Samsung Galaxy Book S is the first laptop with Intel's fascinating Lakefield chip

(Image credit: Samsung)

We were smitten by the Samsung Galaxy Book S during our hands-on time with it last year. Samsung has now announced a new Intel version, and it has a first-of-a-kind trick up its sleeve. 

Instead of employing Qualcomm Snapdragon chips (like the previous model), the Galaxy Book S uses an Intel Core i5-L16G7, or what Samsung calls "Intel Core processors with Intel Hybrid Technology." This makes the Galaxy Book S the first-ever device with an Intel Lakefield mobile chip.

Galaxy Book S specs: Lakefield chip

The Lakefield SoC in the Galaxy Book S is a 10-nanometer chip and the first using 3D stacking and hybrid computing architecture. That means the chip looks more like a layer cake than a pancake. It lets Intel "mix and match" different components without increasing the footprint of the chip (Intel claims it's fingernail sized). 

Lakefield was developed for a new class of ultra-mobile, on-the-go laptops, tablets and devices with folding and dual-screen designs. Microsoft's Surface Neo is supposed to be powered by Lakefield chips, although the folding PC is reportedly delayed due to the coronavirus. Much like the chips powering your smartphone, Lakefield has always-on connectivity and an ultra-low range standby power mode.

(Image credit: Samsung)

What this means for the Galaxy Book S's performance and battery life remains to be seen. Samsung isn't making any concrete claims, only that the Galaxy Book S "delivers full Windows 10 application compatibility and intelligently balances multiple high-performing processes" along with a rather vague promise of "long-lasting battery."

Other important specs found in the Galaxy Book S include 8GB of RAM and either a 256GB or 512GB SSD.   

Galaxy Book S design and display

As for the design of the Galaxy Book S, well, it's stunning. We went hands-on with the Qualcomm version last year and had only positive things to say about the sleek notebook. This Intel model seems to have a similar, if not the same, design as the previous version. It weighs just 2.1 pounds and is 0.5 inches thin. 

(Image credit: Samsung)

The chassis, available in Earthy Gold and Mercury Gray color variants, is made of metal and has a fanless design, so it should remain silent as you browse the web or watch movies on the 13.3-inch, 1080p touchscreen display. When you're watching under bright sunlight, kick on Outdoor Mode to boost the screen brightness to 600 nits. 

Galaxy Book S connectivity

As an always-connected device, the Galaxy Book S supports mobile data via a 4G LTE connection (sorry, no 5G just yet). You'll also get Wi-Fi 6 compatibility so you can get the fastest home internet speeds once you've upgraded your router and data plan. 

(Image credit: Samsung)
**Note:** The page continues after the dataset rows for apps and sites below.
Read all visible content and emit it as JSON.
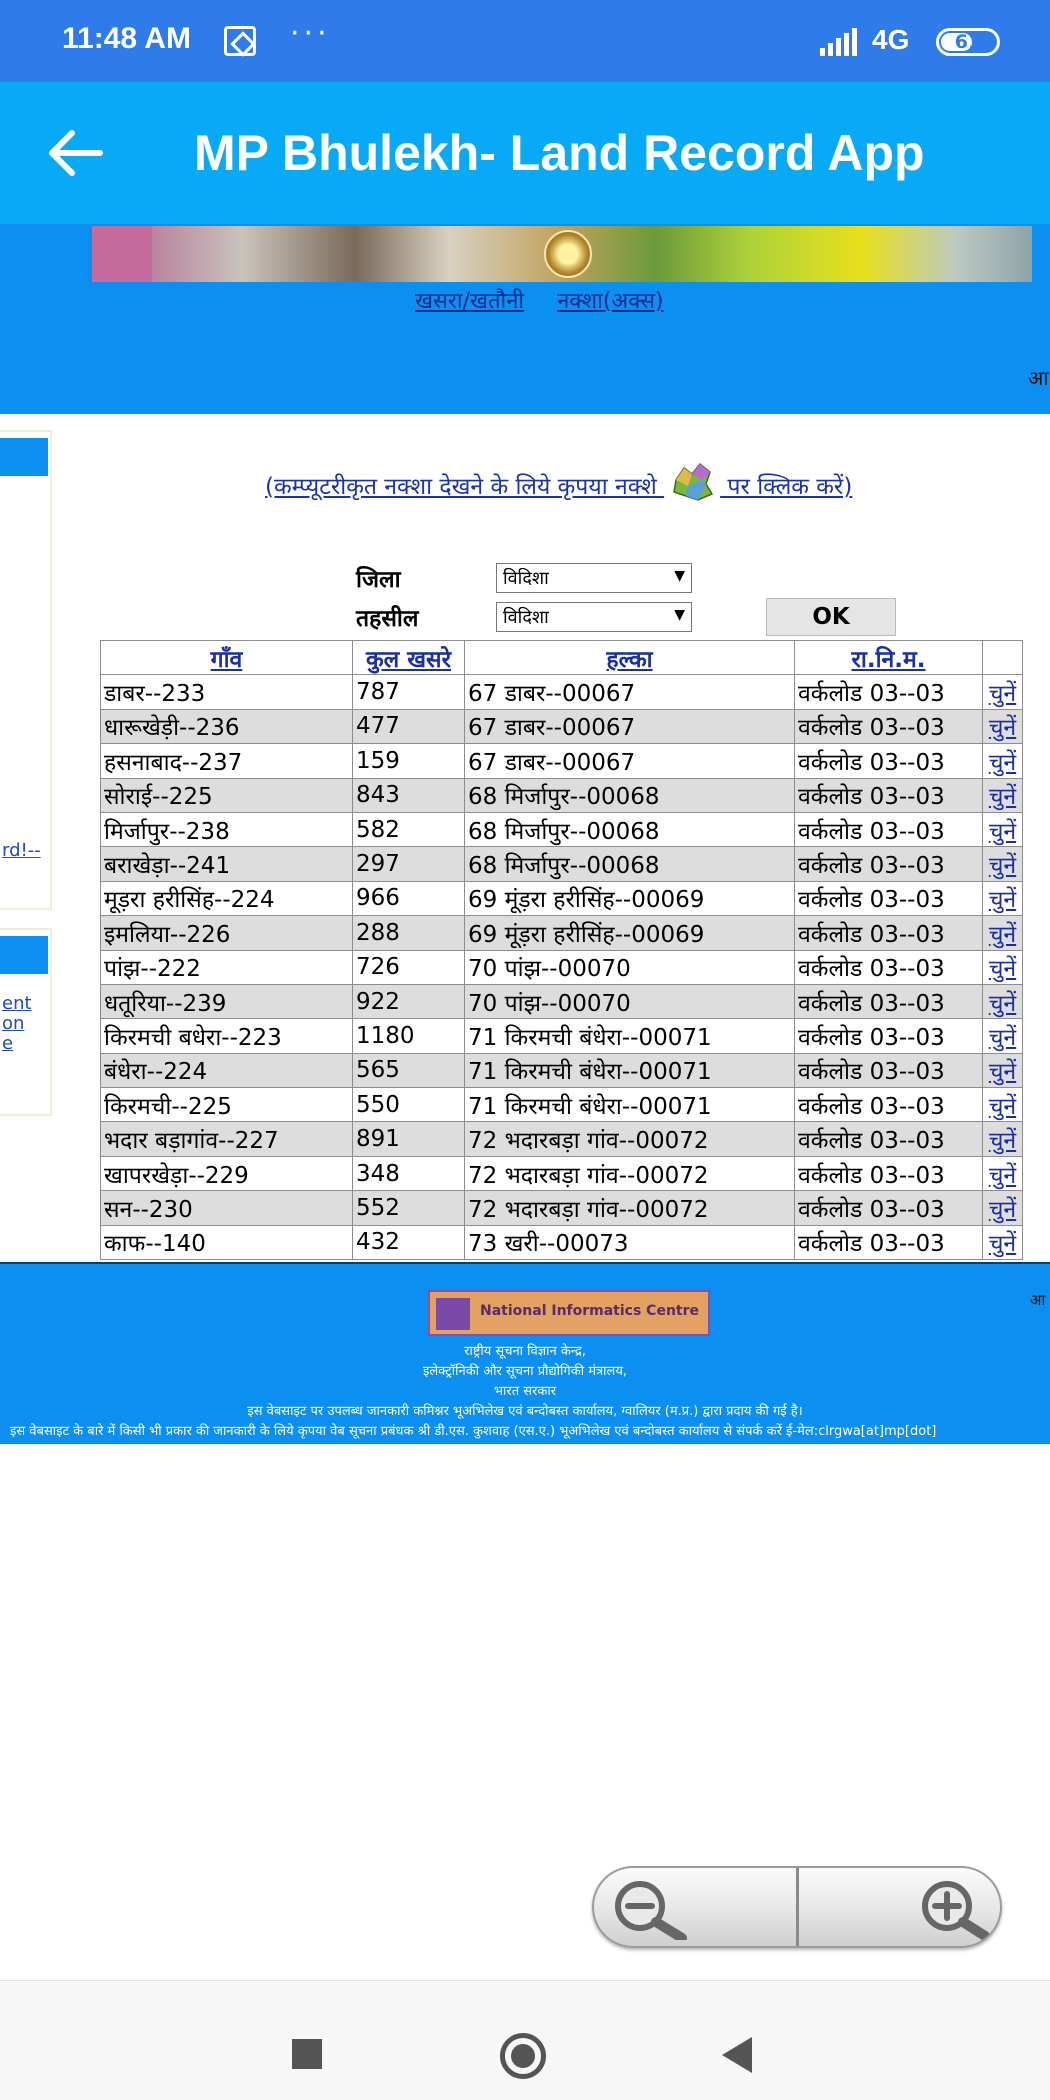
{
  "status_bar": {
    "time": "11:48 AM",
    "overflow": "···",
    "network": "4G",
    "battery_level": "61"
  },
  "app_bar": {
    "title": "MP Bhulekh- Land Record App"
  },
  "top_links": {
    "khasra": "खसरा/खतौनी",
    "naksha": "नक्शा(अक्स)"
  },
  "edge_text": "आ",
  "side_link_1": "rd!--",
  "side_link_2": [
    "ent",
    "on",
    "e"
  ],
  "map_link": {
    "before": "(कम्प्यूटरीकृत नक्शा देखने के लिये कृपया नक्शे ",
    "after": " पर क्लिक करें)"
  },
  "form": {
    "district_label": "जिला",
    "district_value": "विदिशा",
    "tehsil_label": "तहसील",
    "tehsil_value": "विदिशा",
    "ok_label": "OK"
  },
  "table": {
    "headers": [
      "गाँव",
      "कुल खसरे",
      "हल्का",
      "रा.नि.म.",
      ""
    ],
    "select_label": "चुनें",
    "rows": [
      [
        "डाबर--233",
        "787",
        "67 डाबर--00067",
        "वर्कलोड 03--03"
      ],
      [
        "धारूखेड़ी--236",
        "477",
        "67 डाबर--00067",
        "वर्कलोड 03--03"
      ],
      [
        "हसनाबाद--237",
        "159",
        "67 डाबर--00067",
        "वर्कलोड 03--03"
      ],
      [
        "सोराई--225",
        "843",
        "68 मिर्जापुर--00068",
        "वर्कलोड 03--03"
      ],
      [
        "मिर्जापुर--238",
        "582",
        "68 मिर्जापुर--00068",
        "वर्कलोड 03--03"
      ],
      [
        "बराखेड़ा--241",
        "297",
        "68 मिर्जापुर--00068",
        "वर्कलोड 03--03"
      ],
      [
        "मूड़रा हरीसिंह--224",
        "966",
        "69 मूंड़रा हरीसिंह--00069",
        "वर्कलोड 03--03"
      ],
      [
        "इमलिया--226",
        "288",
        "69 मूंड़रा हरीसिंह--00069",
        "वर्कलोड 03--03"
      ],
      [
        "पांझ--222",
        "726",
        "70 पांझ--00070",
        "वर्कलोड 03--03"
      ],
      [
        "धतूरिया--239",
        "922",
        "70 पांझ--00070",
        "वर्कलोड 03--03"
      ],
      [
        "किरमची बधेरा--223",
        "1180",
        "71 किरमची बंधेरा--00071",
        "वर्कलोड 03--03"
      ],
      [
        "बंधेरा--224",
        "565",
        "71 किरमची बंधेरा--00071",
        "वर्कलोड 03--03"
      ],
      [
        "किरमची--225",
        "550",
        "71 किरमची बंधेरा--00071",
        "वर्कलोड 03--03"
      ],
      [
        "भदार बड़ागांव--227",
        "891",
        "72 भदारबड़ा गांव--00072",
        "वर्कलोड 03--03"
      ],
      [
        "खापरखेड़ा--229",
        "348",
        "72 भदारबड़ा गांव--00072",
        "वर्कलोड 03--03"
      ],
      [
        "सन--230",
        "552",
        "72 भदारबड़ा गांव--00072",
        "वर्कलोड 03--03"
      ],
      [
        "काफ--140",
        "432",
        "73 खरी--00073",
        "वर्कलोड 03--03"
      ]
    ]
  },
  "footer": {
    "logo_text": "National Informatics Centre",
    "edge_text": "आ",
    "lines": [
      "राष्ट्रीय सूचना विज्ञान केन्द्र,",
      "इलेक्ट्रॉनिकी और सूचना प्रौद्योगिकी मंत्रालय,",
      "भारत सरकार",
      "इस वेबसाइट पर उपलब्ध जानकारी कमिश्नर भूअभिलेख एवं बन्दोबस्त कार्यालय, ग्वालियर (म.प्र.) द्वारा प्रदाय की गई है।",
      "इस वेबसाइट के बारे में किसी भी प्रकार की जानकारी के लिये कृपया वेब सूचना प्रबंधक श्री डी.एस. कुशवाह (एस.ए.) भूअभिलेख एवं बन्दोबस्त कार्यालय से संपर्क करें ई-मेल:clrgwa[at]mp[dot]"
    ]
  },
  "colors": {
    "status_bar": "#2f7bea",
    "app_bar": "#08aaf5",
    "web_blue": "#0b8ff1",
    "link": "#1a2fa0",
    "row_alt": "#dddddd"
  },
  "icons": {
    "back": "back-arrow-icon",
    "zoom_out": "zoom-out-icon",
    "zoom_in": "zoom-in-icon",
    "nav_recents": "recents-square-icon",
    "nav_home": "home-circle-icon",
    "nav_back": "back-triangle-icon"
  }
}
For such a slim laptop, the Galaxy Book S has a decent selection of ports. You'll find a USB-C port on both sides of the laptop, along with a headphone jack and a microSD card slot. There is also a fingerprint sensor on the Galaxy Book S for instant sign-in via Windows Hello, and Samsung somehow fit quad speakers into this wafer-thin device.

Galaxy Book S outlook

(Image credit: Samsung)

Samsung hasn't revealed pricing and availability for the US (we've reached out to our contact to find out) but the notebook will be released in the UK on June 12 for £999 (around $1,230). That's a lot to ask for a laptop with such a low-power processor inside, so we're hoping to see some impressive performance numbers. 

If the Galaxy Book S with Intel chips can outpace the Qualcomm version, it might fill the void left by the 12-inch MacBook and be a good alternative to ultrathin laptops like the Dell XPS 13. We're already impressed by the Galaxy Book S's design and we expect Samsung to deliver on the display, so the success of this notebook will ultimately come down to price, performance and battery life.

Phillip Tracy

Phillip Tracy is the assistant managing editor at Laptop Mag where he reviews laptops, phones and other gadgets while covering the latest industry news. After graduating with a journalism degree from the University of Texas at Austin, Phillip became a tech reporter at the Daily Dot. There, he wrote reviews for a range of gadgets and covered everything from social media trends to cybersecurity. Prior to that, he wrote for RCR Wireless News covering 5G and IoT. When he's not tinkering with devices, you can find Phillip playing video games, reading, traveling or watching soccer.